While still working in the lab, the work with the Youth Network for Health (YONEFOH) started for us. During the seminar in Banso, I learned a lot about the lessons of YONEFOH and improved my knowledge especially about HIV/AIDS. I’m glad that we had this seminar and it made me to understand the values of YONEFOH and the way the programme functions. Still, the seminar itself was very charged with information and with the language that was still new to us (after a few weeks in Cameroon) it was sometimes very tiring. It would have been better to go through fewer lessons and instead have more time for discussion and questions.
After the seminar the work with YONEFOH gradually started. I enjoyed especially the month of October when we went for Voluntary Counseling and Testing. I enjoyed my work with Vivian very much because she always gave us the possibility to bring in our own ideas and opinions.
In November and December, I was working with the Extended Forum of Care. To me, it was very interesting to get an insight on contact tracing and partner notification. I really enjoyed the times we went out for field work. Despite my expectations towards myself, I did not feel ready to counsel clients. By that time my Pidgin was not good enough to have a flowing conversation about such a private topic. That’s why after sometime, I was mostly doing data entry. I enjoyed being with Eli and Winifred in the office but the data work was not really interesting to me.
In January after Salome had to leave Cameroon, I took her place in the Lab again. To be honest I didn’t enjoy the work so much again because I had planned to intensify my work with Vivian and YONEFOH. What I missed in the Lab was the chance to realize my own ideas or leave my own little foot print. Still, I know that I was of help to Nico because he was the only one working after Sylvie, Evelyn, and Salomé had left.
Early March Kathi, Hannah, and I finally moved to Banso to work with Life Abundant Primary Health Care. The work at Bamkika’ai was interesting but I’m not sure if I was really of help to anybody there. Still, I really enjoyed the trip to Oku, to experience the important work that LAP is doing in the one hand, village life and the friendliness of the people living in the village and working in the Primary Health Centers (PCHs) on the other. Also the Resource Pool (meeting of all the Field Supervisors, Field Assistants and PHCs) was very interesting to me because it gave me more insights into the work and structure of LAP.
Finally, I want to say that I really enjoyed my time in Cameroon.

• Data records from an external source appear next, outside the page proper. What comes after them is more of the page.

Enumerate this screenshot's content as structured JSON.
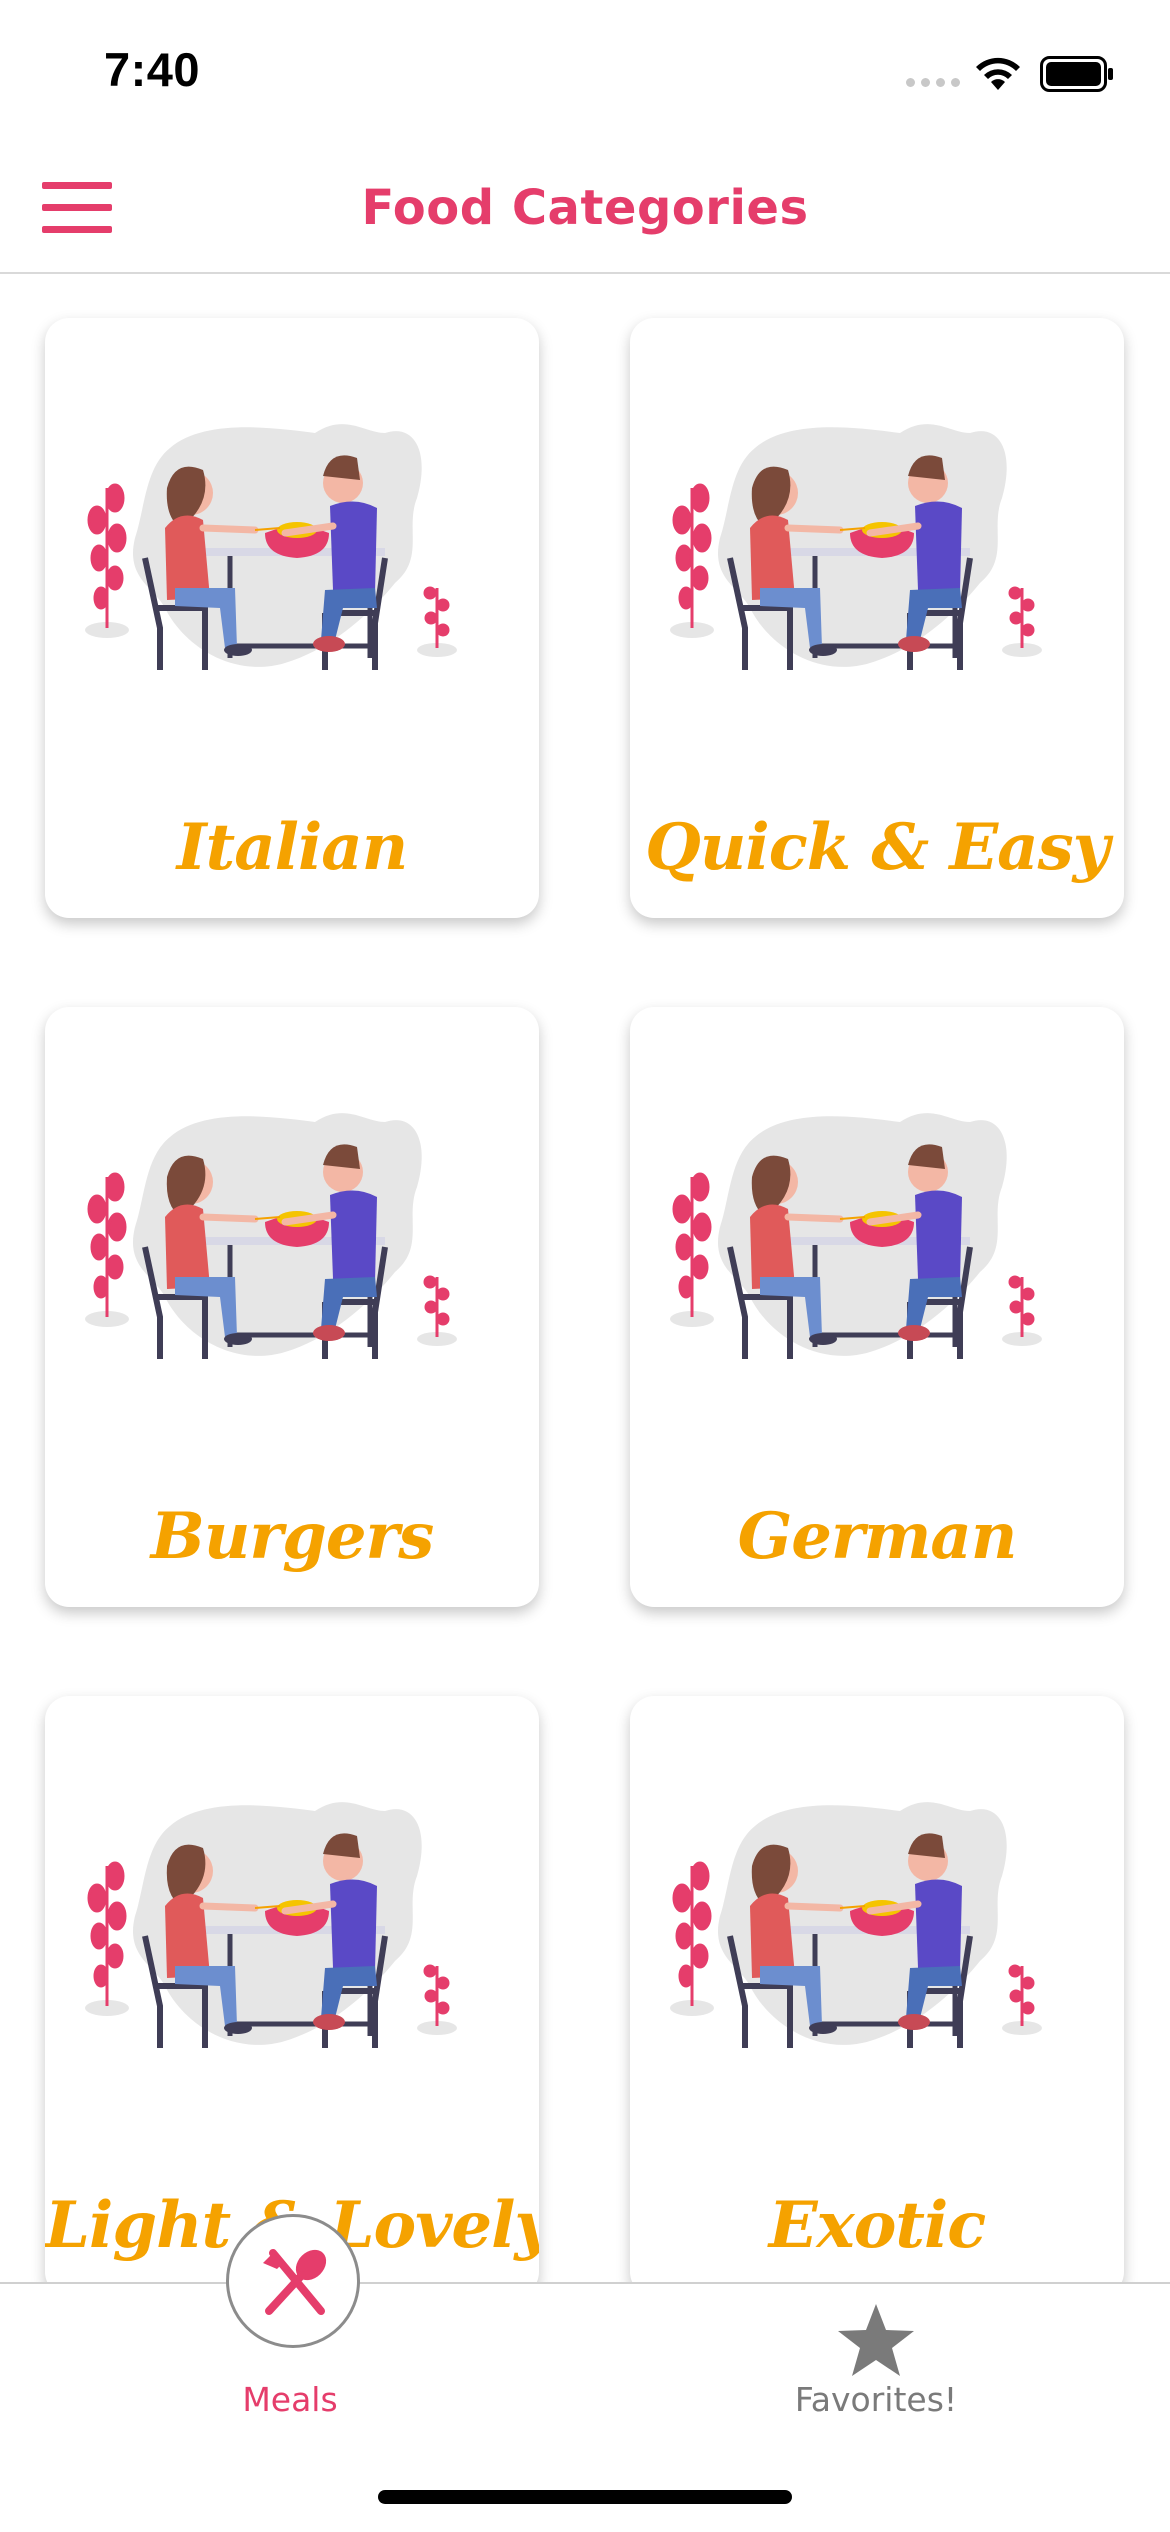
{
  "status_bar": {
    "time": "7:40",
    "signal_icon": "cellular-dots-icon",
    "wifi_icon": "wifi-icon",
    "battery_icon": "battery-icon"
  },
  "app_bar": {
    "title": "Food Categories",
    "menu_icon": "hamburger-menu-icon",
    "accent_color": "#e53d6b"
  },
  "categories": [
    {
      "label": "Italian"
    },
    {
      "label": "Quick & Easy"
    },
    {
      "label": "Burgers"
    },
    {
      "label": "German"
    },
    {
      "label": "Light & Lovely"
    },
    {
      "label": "Exotic"
    }
  ],
  "category_label_color": "#f5a200",
  "bottom_nav": {
    "items": [
      {
        "label": "Meals",
        "icon": "fork-spoon-icon",
        "active": true
      },
      {
        "label": "Favorites!",
        "icon": "star-icon",
        "active": false
      }
    ],
    "active_color": "#e53d6b",
    "inactive_color": "#7a7a7a"
  }
}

Almost everybody, not only at the workplace, treated me with so much love and understanding and – everybody in his/her own way – showed or taught me something about the life and culture of Cameroon. I want to thank Christy and Glory in a special way for their assistance especially during the first time. I know that even today, Christy is always there to help me if problems arise. I never felt homesick for long because I always felt like having a second home in Cameroon.
I am really happy that I met so many welcoming people but I am sometimes frustrated that I didn’t have something to give while receiving so much. Probably I had high expectations towards myself. I should accept that I was not supposed to help like a skilled volunteer but to learn from this stay in Cameroon! Still, I hope that, one day, I will be able to come back as a doctor and give some of the help and love that I experienced here back to my Cameroonian brothers and sisters”.